Modulation in cell geometric constraints has been shown to result in changes gene expression patterns. However, the critical role of 3D organization of the nuclear architecture and chromosome assembly in facilitating this genome regulation is unclear. To address this, we systematically alter fibroblast cell geometry and map whole genome transcriptome using microarray analysis. In addition we map chromosome positions using in situ hybridization techniques and directly visualize specific chromosome contacts under different geometric constraints using super-resolution microscopy. We are currently exploring i) transcription dependent reorganization of chromosome positions and functional gene clusters with altered cell-geometry ii) the active mechanisms and structural remodeling underlying such chromosome reorganization.

C: Cell-geometric amplification of cytokine induced gene expression

Finally, recent studies have shown that, mechanical constraints in conjunction with soluble cytokine signals alter cellular behavior within the local tissue microenvironment. However the mechanisms underlying the interplay between these signals in regulating gene expression and thus cell behavior at the single-cell resolution are unexplored. A number of diseases, including fibrosis and cancer, originate at the single-cell level within the tissue microenvironment and therefore a quantitative understanding of the modular codes underlying these processes would be essential to develop therapeutic models. In these projects we study i) matrix/cytokine induced nuclear mechanotransduction and gene expression ii) its role in nuclear reprogramming.


Group (2014)

PhD students
Ekta Makhija, Nisha Ramdas, Kamal Sharma,Yejun Wang

Shiyuan Wing

Postdoctoral Fellows
Aninda Mitra, Radhakrishna, Prasuna Rao

Lab Manager
Mallika Nagarajan

Aneesh Sathe, Naotaka Nakazawa (with Sheetz Lab), Shao Xiaowei (with Bershadsky lab)


Selected five publications (2013-2014)

Cytoskeletal control of nuclear morphology and chromatin organization. Nisha M Ramdas and G.V.Shivashankar, Journal of Molecular Biology (2014) Oct 2. pii: S0022-2836(14)00495-1.

The regulation of gene expression during onset of differentiation by nuclear mechanical heterogeneity. Shefali Talwar, Nikhil Jain & G.V.Shivashankar Biomaterials. (2014) 35, 2411-19.

The regulation of dynamic mechanical coupling between actin cytoskeleton and nucleus by matrix geometry. Li Qingsen, Abhishek Kumar, Ekta Makhija & G.V.Shivashankar Biomaterials. (2014) 35, 961-69.

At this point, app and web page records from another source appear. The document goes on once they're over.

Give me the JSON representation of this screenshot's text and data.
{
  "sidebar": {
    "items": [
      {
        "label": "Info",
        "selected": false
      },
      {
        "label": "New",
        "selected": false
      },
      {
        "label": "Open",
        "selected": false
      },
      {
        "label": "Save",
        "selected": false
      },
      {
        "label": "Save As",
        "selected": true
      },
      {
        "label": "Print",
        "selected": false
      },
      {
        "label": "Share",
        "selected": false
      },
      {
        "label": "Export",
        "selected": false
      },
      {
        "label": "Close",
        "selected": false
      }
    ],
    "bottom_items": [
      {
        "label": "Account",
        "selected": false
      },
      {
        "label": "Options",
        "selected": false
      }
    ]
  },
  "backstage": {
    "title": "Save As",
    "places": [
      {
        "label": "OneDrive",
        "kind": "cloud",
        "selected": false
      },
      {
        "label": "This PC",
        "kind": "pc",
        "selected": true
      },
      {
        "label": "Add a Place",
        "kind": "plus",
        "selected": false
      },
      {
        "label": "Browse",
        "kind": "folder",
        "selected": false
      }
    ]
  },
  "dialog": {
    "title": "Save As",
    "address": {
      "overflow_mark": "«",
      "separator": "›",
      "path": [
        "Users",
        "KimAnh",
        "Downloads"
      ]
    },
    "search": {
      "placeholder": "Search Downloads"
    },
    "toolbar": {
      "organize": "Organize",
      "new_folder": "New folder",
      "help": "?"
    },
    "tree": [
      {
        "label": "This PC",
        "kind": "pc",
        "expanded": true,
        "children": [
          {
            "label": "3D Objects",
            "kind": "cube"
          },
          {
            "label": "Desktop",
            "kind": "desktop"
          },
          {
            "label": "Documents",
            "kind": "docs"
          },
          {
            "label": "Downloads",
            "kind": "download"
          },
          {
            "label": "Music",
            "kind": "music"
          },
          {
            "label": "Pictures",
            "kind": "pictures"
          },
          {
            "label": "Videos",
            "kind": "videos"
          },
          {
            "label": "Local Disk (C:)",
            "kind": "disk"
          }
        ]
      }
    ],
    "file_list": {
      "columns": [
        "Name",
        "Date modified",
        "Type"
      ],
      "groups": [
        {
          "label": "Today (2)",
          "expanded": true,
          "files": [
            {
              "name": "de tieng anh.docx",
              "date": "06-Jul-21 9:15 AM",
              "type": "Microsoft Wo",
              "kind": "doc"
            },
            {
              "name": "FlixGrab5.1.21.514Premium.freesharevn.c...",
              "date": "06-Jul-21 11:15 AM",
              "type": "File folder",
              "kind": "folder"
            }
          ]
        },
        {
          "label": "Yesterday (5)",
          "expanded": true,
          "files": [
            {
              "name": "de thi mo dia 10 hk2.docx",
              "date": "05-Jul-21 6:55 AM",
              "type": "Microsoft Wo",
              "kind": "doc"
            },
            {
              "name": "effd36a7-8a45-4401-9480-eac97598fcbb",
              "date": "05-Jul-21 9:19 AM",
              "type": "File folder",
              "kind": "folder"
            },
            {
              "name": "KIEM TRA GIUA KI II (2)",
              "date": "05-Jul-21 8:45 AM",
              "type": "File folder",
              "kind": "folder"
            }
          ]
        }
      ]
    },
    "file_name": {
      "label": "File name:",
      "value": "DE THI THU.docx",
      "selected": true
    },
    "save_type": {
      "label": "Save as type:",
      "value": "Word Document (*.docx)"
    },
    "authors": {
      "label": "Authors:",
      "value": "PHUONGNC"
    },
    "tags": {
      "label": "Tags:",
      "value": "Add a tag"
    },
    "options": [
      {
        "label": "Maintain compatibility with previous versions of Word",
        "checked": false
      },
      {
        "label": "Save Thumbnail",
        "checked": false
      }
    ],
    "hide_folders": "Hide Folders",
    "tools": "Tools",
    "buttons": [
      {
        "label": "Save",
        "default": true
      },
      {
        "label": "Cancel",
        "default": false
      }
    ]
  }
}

Cell geometric constraints induce modular gene-expression patterns via redistribution of HDAC3 regulated by actomyosin contractility. Nikhil Jain, K.Venkatesan Iyer, Abhishek Kumar & G.V.Shivashankar Proceedings of the National Academy of Sciences (2013) 110: 11349-54.

Correlated spatio-temporal fluctuations in chromatin compaction states characterize stem cells. Abhishek Kumar, Shefali Talwar, Madan Rao, Gautam Menon & G.V.Shivashankar Biophysical Journal (2013) 104:553-64.


Mechanobiology Institute, Ministry of Education Tier-3 Co-Investigator Grant & IFOM-MBI Joint Research Laboratory, Singapore.


Prof.G.V.Shivashankar is currently the Deputy Director of Mechanobiology Institute, National University of Singapore. Shivashankar’s laboratory is focused on understanding the role of cell geometry on nuclear mechanics and genome regulation in living cells using a multi-disciplinary approach. He carried out his PhD research at the Rockefeller University (1994-1999) and Postdoctoral research at NEC Research Institute, Princeton USA (1999-2000). He started his laboratory at the National Center for Biological Sciences, TIFR- Bangalore, India (2000-2009) before relocating to a tenured faculty position at the National University of Singapore in 2009. His scientific awards include; the Birla Science Prize (2006), The Swarnajayanthi Fellowship (2007) and was elected to the Indian Academy of Sciences (2010). He Edited the Methods in Cell Biology series book on “Nuclear Mechanics and Genome Regulation” (2010), Elsevier Press. More recently he also Heads the Joint Research Laboratory with FIRC Institute of Molecular Oncology (IFOM), Milan, Italy and was appointed as an IFOM-NUS Chair Professor in 2014.